### [YOUR OBJECTIVE]
Go through the records below and copy out every line that contains the word "placeholder".

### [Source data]
########################################

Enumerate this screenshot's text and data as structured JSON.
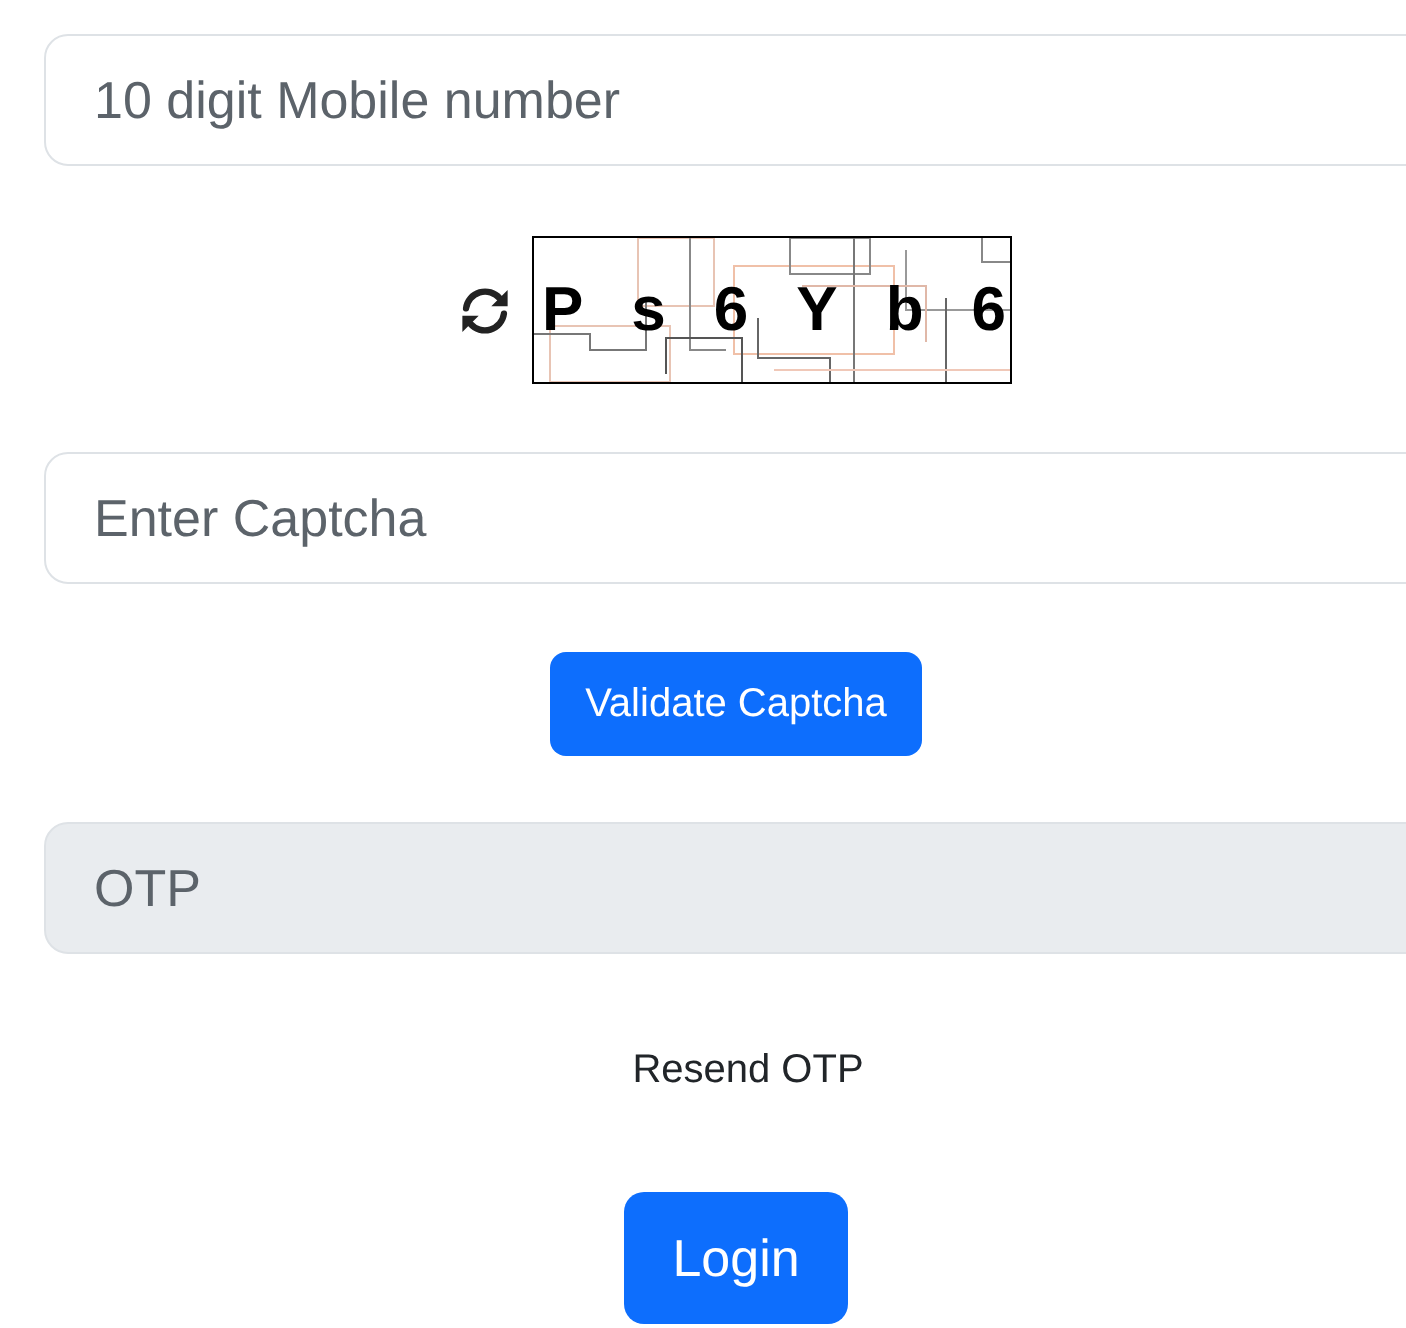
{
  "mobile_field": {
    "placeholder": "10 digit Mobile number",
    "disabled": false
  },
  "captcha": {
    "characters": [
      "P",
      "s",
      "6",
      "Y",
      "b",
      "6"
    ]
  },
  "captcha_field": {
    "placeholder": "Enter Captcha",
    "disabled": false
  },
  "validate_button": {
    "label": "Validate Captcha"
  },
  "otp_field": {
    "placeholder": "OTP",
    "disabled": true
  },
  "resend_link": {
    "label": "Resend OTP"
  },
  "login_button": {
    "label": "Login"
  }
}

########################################

### [RESPONSE]
    "placeholder": "10 digit Mobile number",
    "placeholder": "Enter Captcha",
    "placeholder": "OTP",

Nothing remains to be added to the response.